more prosaic circumstances. He was struck and killed by a Ford coupe in
1944 in Kingman, Arizona. It, of course, may be speculated that the body along side the Denver &
Rio Grande tracks might have been a different Tap Duncan. Thus, it will be recalled with regard to
Green River, that there was a Frank Duncan who ran away with
"Madame" Forrestal. Charles Kelly's The Outlaw Trail, Bison Books edition, indexes Frank Duncan as "Duncan, Tap."
The text, however, does not bear out the connection.
According to Milt Hinkle, Andrew Duffy, mentioned above, was in fact Harvey Logan. Hinkle claimed that, as
Duffy, Logan later married and worked as foreman on a ranch owned by an Englishman,
Reginald Casey, and died in 1941 near Bahia Blanca. As previously noted there was an Andrew Duffy who had
appeared in Argentina in 1905. In Chubut Provence there was also a rancher named Edmundo Reginaldo Casey y Browne.
Luis Sepúlveda also believes that Duffy was in reality
Saco, Montana, 1893.
Most likely, Duffy was a small-time rustler from Montana who, with Ed Shufelt, purchased the Valley Saloon in
Saco, Montana, in 1902, using proceeds from the sale of rustled Montana horses north of the
border in Saskatchewan. Shufelt's interest in the saloon apparently ended when he shot
"Long" Henry Thompson in the back four times.
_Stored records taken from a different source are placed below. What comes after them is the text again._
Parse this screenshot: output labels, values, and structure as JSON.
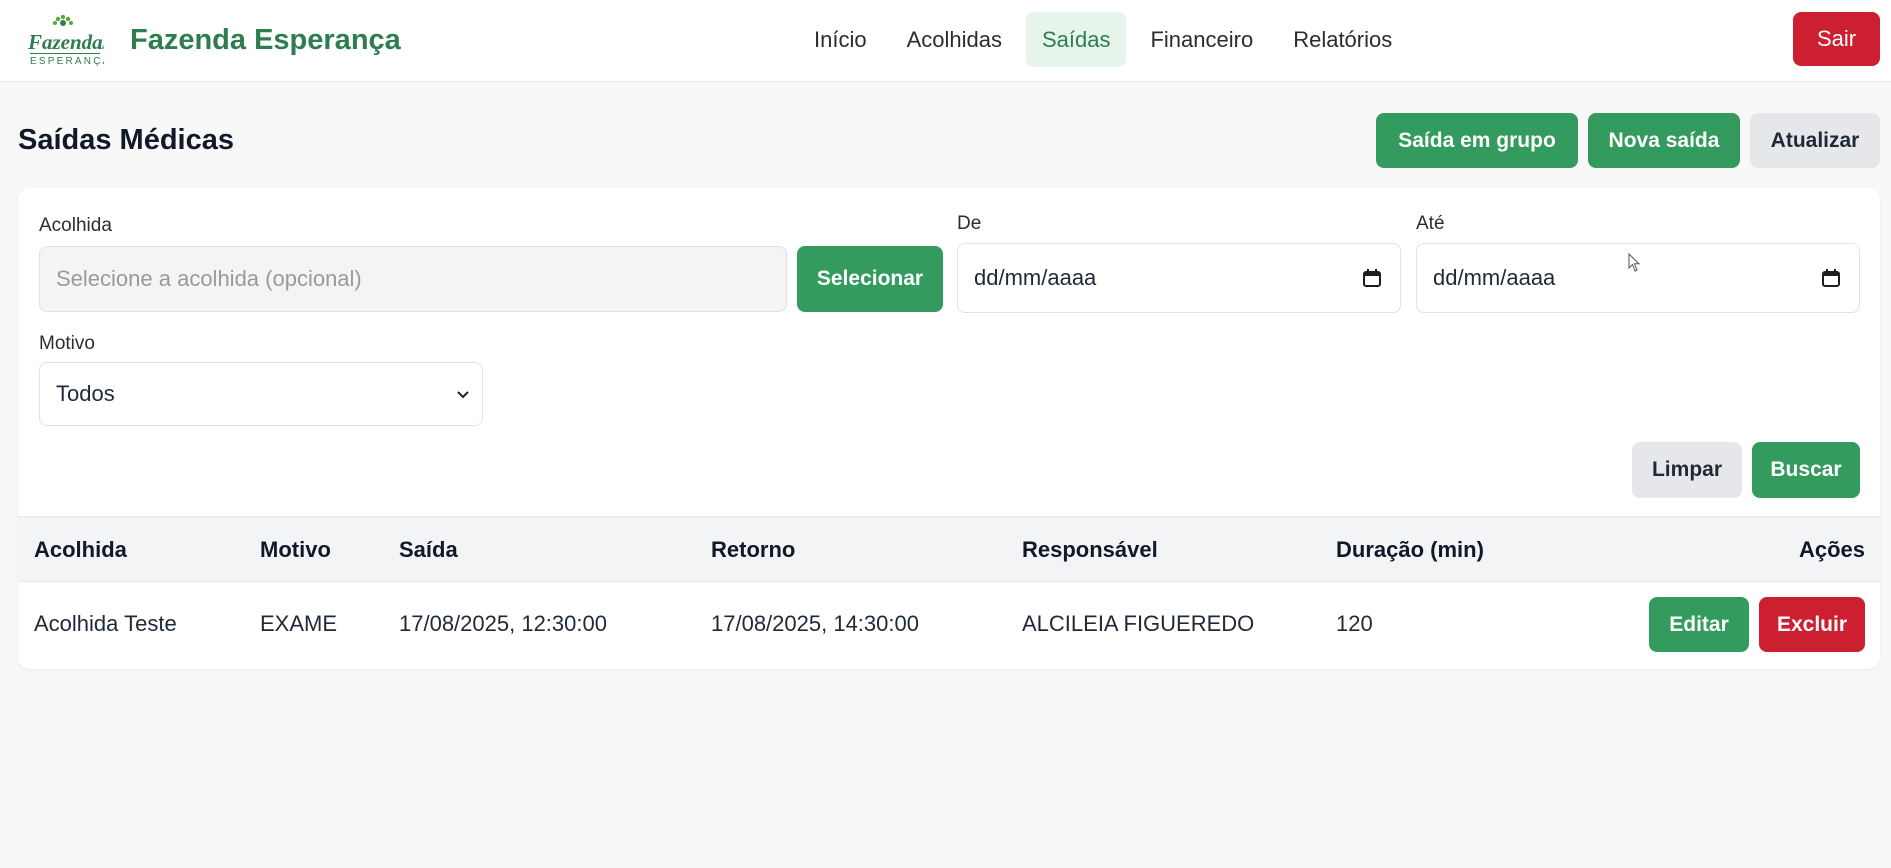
{
  "header": {
    "logo_text": "Fazenda Esperança",
    "brand": "Fazenda Esperança",
    "nav": [
      {
        "label": "Início",
        "active": false
      },
      {
        "label": "Acolhidas",
        "active": false
      },
      {
        "label": "Saídas",
        "active": true
      },
      {
        "label": "Financeiro",
        "active": false
      },
      {
        "label": "Relatórios",
        "active": false
      }
    ],
    "logout_label": "Sair"
  },
  "page": {
    "title": "Saídas Médicas",
    "actions": {
      "group_exit": "Saída em grupo",
      "new_exit": "Nova saída",
      "refresh": "Atualizar"
    }
  },
  "filters": {
    "acolhida_label": "Acolhida",
    "acolhida_placeholder": "Selecione a acolhida (opcional)",
    "select_button": "Selecionar",
    "from_label": "De",
    "from_value": "dd/mm/aaaa",
    "to_label": "Até",
    "to_value": "dd/mm/aaaa",
    "reason_label": "Motivo",
    "reason_selected": "Todos",
    "clear_button": "Limpar",
    "search_button": "Buscar"
  },
  "table": {
    "columns": [
      "Acolhida",
      "Motivo",
      "Saída",
      "Retorno",
      "Responsável",
      "Duração (min)",
      "Ações"
    ],
    "rows": [
      {
        "acolhida": "Acolhida Teste",
        "motivo": "EXAME",
        "saida": "17/08/2025, 12:30:00",
        "retorno": "17/08/2025, 14:30:00",
        "responsavel": "ALCILEIA FIGUEREDO",
        "duracao": "120",
        "edit_label": "Editar",
        "delete_label": "Excluir"
      }
    ]
  },
  "colors": {
    "brand_green": "#2e7d4f",
    "button_green": "#339b5e",
    "danger_red": "#cc1f2f",
    "nav_active_bg": "#e6f4ea"
  },
  "icons": {
    "date_picker": "calendar-icon",
    "select": "chevron-down-icon",
    "logo": "fazenda-logo"
  }
}
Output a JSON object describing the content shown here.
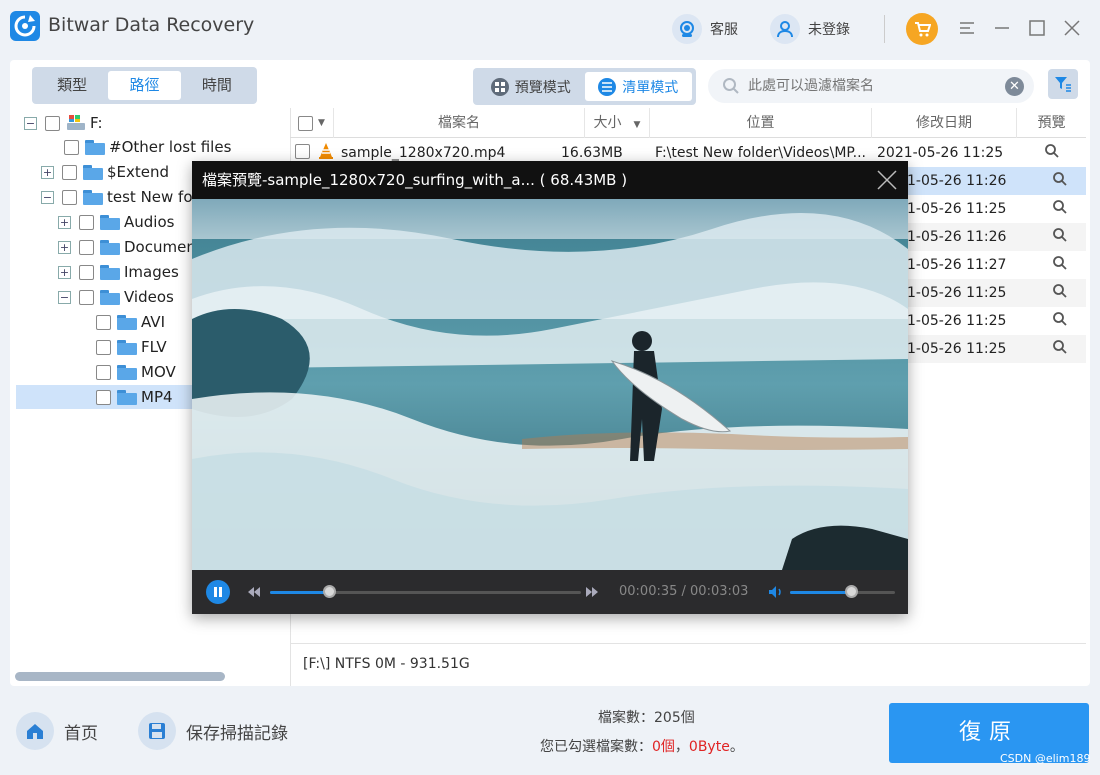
{
  "app": {
    "title": "Bitwar Data Recovery",
    "support_label": "客服",
    "login_label": "未登錄"
  },
  "colors": {
    "accent": "#1e88e5",
    "cart": "#f6a623",
    "selected_row": "#cfe3fa",
    "red": "#e02424"
  },
  "view_tabs": [
    {
      "label": "類型"
    },
    {
      "label": "路徑"
    },
    {
      "label": "時間"
    }
  ],
  "active_view_tab": "路徑",
  "modes": {
    "preview": "預覽模式",
    "list": "清單模式",
    "active": "清單模式"
  },
  "search": {
    "placeholder": "此處可以過濾檔案名"
  },
  "tree": {
    "root": "F:",
    "other_lost": "#Other lost files",
    "extend": "$Extend",
    "test_folder": "test New fol",
    "audios": "Audios",
    "documents": "Documen",
    "images": "Images",
    "videos": "Videos",
    "avi": "AVI",
    "flv": "FLV",
    "mov": "MOV",
    "mp4": "MP4"
  },
  "table": {
    "headers": {
      "name": "檔案名",
      "size": "大小",
      "location": "位置",
      "modified": "修改日期",
      "preview": "預覽"
    },
    "rows": [
      {
        "name": "sample_1280x720.mp4",
        "size": "16.63MB",
        "location": "F:\\test New folder\\Videos\\MP...",
        "date": "2021-05-26  11:25"
      },
      {
        "name": "",
        "size": "",
        "location": "",
        "date": "1-05-26  11:26"
      },
      {
        "name": "",
        "size": "",
        "location": "",
        "date": "1-05-26  11:25"
      },
      {
        "name": "",
        "size": "",
        "location": "",
        "date": "1-05-26  11:26"
      },
      {
        "name": "",
        "size": "",
        "location": "",
        "date": "1-05-26  11:27"
      },
      {
        "name": "",
        "size": "",
        "location": "",
        "date": "1-05-26  11:25"
      },
      {
        "name": "",
        "size": "",
        "location": "",
        "date": "1-05-26  11:25"
      },
      {
        "name": "",
        "size": "",
        "location": "",
        "date": "1-05-26  11:25"
      }
    ]
  },
  "status_text": "[F:\\] NTFS 0M - 931.51G",
  "preview_modal": {
    "title": "檔案預覽-sample_1280x720_surfing_with_a... ( 68.43MB )",
    "time": "00:00:35 / 00:03:03",
    "progress": 0.19,
    "volume": 0.58
  },
  "bottom": {
    "home_label": "首页",
    "save_scan_label": "保存掃描記錄",
    "file_count": "檔案數：205個",
    "selected_prefix": "您已勾選檔案數：",
    "selected_count": "0個",
    "selected_sep": "，",
    "selected_size": "0Byte",
    "selected_suffix": "。",
    "recover_label": "復原"
  },
  "watermark": "CSDN @elim189"
}
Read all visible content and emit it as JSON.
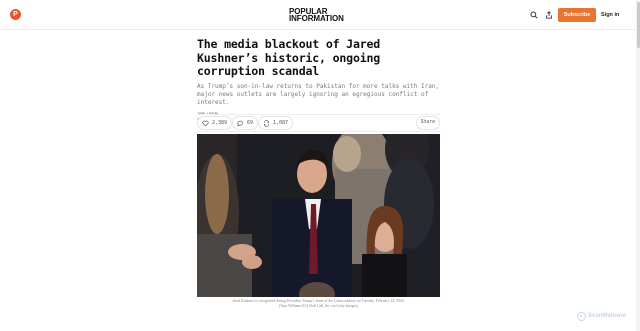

The jury found Shufelt not guilty believing that it
was self defense. Shufelt was ultimately found guilty in Saskatchewan of rustling and died in
prison, a guest of the Crown. It is believed that Duffy was killed in 1910 near the border of Argentina and
Chile by Robert Evans and another English-speaking pistolero, Mansel Gibbon.
Of the remaining Curry's, Lonnie Logan was killed in front of his aunt's residence by a posse at Dodson, Kansas (now a part of Kansas City), on
February 28, 1900. Robert E. "Bob" Lee, aka Bob Curry was sent to prison for passing bank notes
stolen in the Wilcox robbery. Of the Logan brothers, Hank remained honest.
Music this page:
When it's Lamp lighting Time in the Valley
There's a lamp burning bright in a cabin
In a window it's shining for me
And I know that my mother is praying
For her boy she is longing to see
When it's lamp lighting time in the valley
Then in dreams I go back to my home
I can see that old light in the window
It will guide me wherever I roam
In the lamplight each night I can see her
As she rocks in her chair to and fro
Though she prays that I'll come back to see her
Still I know that I never can go
When it's lamplighting time in the valley
Then in dreams I go back to my home
But I've sinned against my home and my loved ones
And now I must evermore roam
So she lights up the lamp and keeps waiting
For she knows not the crime I have done
But I'll change all my ways and I'll meet her
Up in Heaven when life's race is run
When it's lamp lighting time in the valley
When It's Lamp lighting Time in the Valley is attributed to Herald Goodman of the Vagabonds
in 1933. It was subsequently performed by, among others, Tex Ritter and Marty Robbins. Like many
old songs there are multiple variations.
Then in dreams I go back to my home
I can see that old light in the window
It will guide me wherever I roam